The latest studies by the European Monitoring Center for Drugs and Drug Addiction (EMCDDA), carried out in Portugal, Denmark, Ireland, France, Lithuania, Holland and the United Kingdom conclude that the recreational use of laughing gas, which causes a feeling of euphoria and relaxation, is on the up.
The consumption of nitrous oxide, a gas that is used in hospitals and in the automotive industry, is increasingly a concern in Europe — and Portugal is no exception. Since the beginning of the year, the Portuguese authorities have seized 35 bottles and balloons of this substance.
According to the document produced by the EMCDDA entitled “Recreational use of nitrous oxide: a growing concern for Europe”, the sale, distribution and consumption of nitrous oxide in Portugal is mainly through catering and beverage establishments.
There is also “street distribution” and “spontaneous parties” held outdoors or in “private residences”, as well as through websites on the Internet or contacts on social networks.
The use of nitrous oxide for recreational purposes is not new. There are reports of the use of this gas at the end of the century in theaters, clubs and music festivals. Its popularity fluctuated over time, reaching high levels at specific times: in the late 1960s and in the 1990s, when the substance began to be used in 'raves' and then clubs and music festivals.
In Portugal, the consumption of this substance concerned the authorities so much that in September of this year, “laughing gas” became part of the list of banned psychoactive substances , with the distribution and sale of the product being prohibited.
According to the report by the European observatory, the “growing popularity” of nitrous oxide can be explained by the ease of acquiring the substance, which is available in “small cartridges” that are used to fill balloons from which the gas is inhaled.
These cartridges are normally used as aerosol propellants to make whipped cream (chantilly), being easy to obtain in convenience stores and supermarkets, and through the Internet.
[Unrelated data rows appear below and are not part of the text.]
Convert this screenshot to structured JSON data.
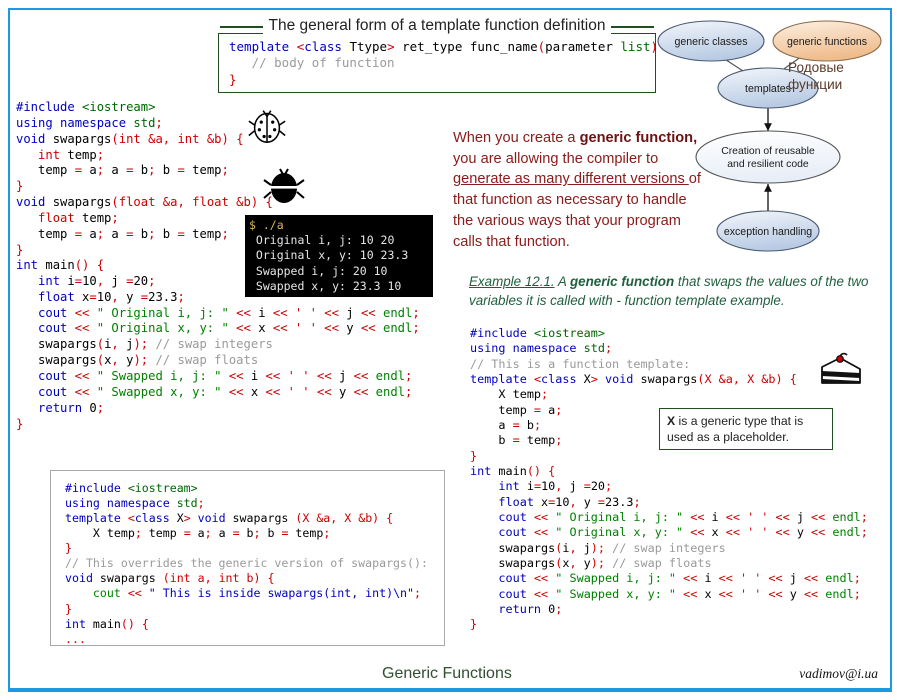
{
  "slide": {
    "footer_title": "Generic Functions",
    "footer_email": "vadimov@i.ua",
    "border_color": "#1b9ae0"
  },
  "top_box": {
    "title": "The general form of a template function definition",
    "code_lines": [
      "template <class Ttype> ret_type func_name(parameter list) {",
      "   // body of function",
      "}"
    ]
  },
  "left_code_top": {
    "lines": [
      "#include <iostream>",
      "using namespace std;",
      "void swapargs(int &a, int &b) {",
      "   int temp;",
      "   temp = a; a = b; b = temp;",
      "}",
      "void swapargs(float &a, float &b) {",
      "   float temp;",
      "   temp = a; a = b; b = temp;",
      "}"
    ]
  },
  "left_code_main": {
    "lines": [
      "int main() {",
      "    int i=10, j =20;",
      "    float x=10, y =23.3;",
      "    cout << \" Original i, j: \" << i << ' ' << j << endl;",
      "    cout << \" Original x, y: \" << x << ' ' << y << endl;",
      "    swapargs(i, j); // swap integers",
      "    swapargs(x, y); // swap floats",
      "    cout << \" Swapped i, j: \" << i << ' ' << j << endl;",
      "    cout << \" Swapped x, y: \" << x << ' ' << y << endl;",
      "    return 0;",
      "}"
    ]
  },
  "terminal": {
    "prompt": "$ ./a",
    "output_lines": [
      " Original i, j: 10 20",
      " Original x, y: 10 23.3",
      " Swapped i, j: 20 10",
      " Swapped x, y: 23.3 10"
    ]
  },
  "right_paragraph": {
    "part1": "When you create a ",
    "bold1": "generic function,",
    "part2": " you are allowing the compiler to ",
    "underline1": "generate as many different versions ",
    "part3": "of that function as necessary to handle the various ways that your program calls that function."
  },
  "example_caption": {
    "number": "Example 12.1.",
    "text_a": " A ",
    "bold": "generic function",
    "text_b": " that swaps the values of the two variables it is called with - function template example."
  },
  "right_code": {
    "lines": [
      "#include <iostream>",
      "using namespace std;",
      "// This is a function template:",
      "template <class X> void swapargs(X &a, X &b) {",
      "    X temp;",
      "    temp = a;",
      "    a = b;",
      "    b = temp;",
      "}",
      "int main() {",
      "    int i=10, j =20;",
      "    float x=10, y =23.3;",
      "    cout << \" Original i, j: \" << i << ' ' << j << endl;",
      "    cout << \" Original x, y: \" << x << ' ' << y << endl;",
      "    swapargs(i, j); // swap integers",
      "    swapargs(x, y); // swap floats",
      "    cout << \" Swapped i, j: \" << i << ' ' << j << endl;",
      "    cout << \" Swapped x, y: \" << x << ' ' << y << endl;",
      "    return 0;",
      "}"
    ]
  },
  "x_callout": {
    "bold": "X",
    "text": " is a generic type that is used as a placeholder."
  },
  "bottom_code_box": {
    "lines": [
      "#include <iostream>",
      "using namespace std;",
      "template <class X> void swapargs (X &a, X &b) {",
      "    X temp; temp = a; a = b; b = temp;",
      "}",
      "// This overrides the generic version of swapargs():",
      "void swapargs (int a, int b) {",
      "    cout << \" This is inside swapargs(int, int)\\n\";",
      "}",
      "int main() {",
      "..."
    ]
  },
  "diagram": {
    "nodes": [
      {
        "id": "generic-classes",
        "label": "generic classes"
      },
      {
        "id": "generic-functions",
        "label": "generic functions"
      },
      {
        "id": "templates",
        "label": "templates"
      },
      {
        "id": "creation",
        "label_line1": "Creation of reusable",
        "label_line2": "and resilient code"
      },
      {
        "id": "exception",
        "label": "exception handling"
      }
    ],
    "russian_line1": "Родовые",
    "russian_line2": "функции",
    "accent_orange": "#f2c99a",
    "accent_blue": "#c6d4e8"
  }
}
Factors such as the low price, the short-term effects and the general “perception” of consumers that it is a “relatively safe” drug also explain the increase in consumption.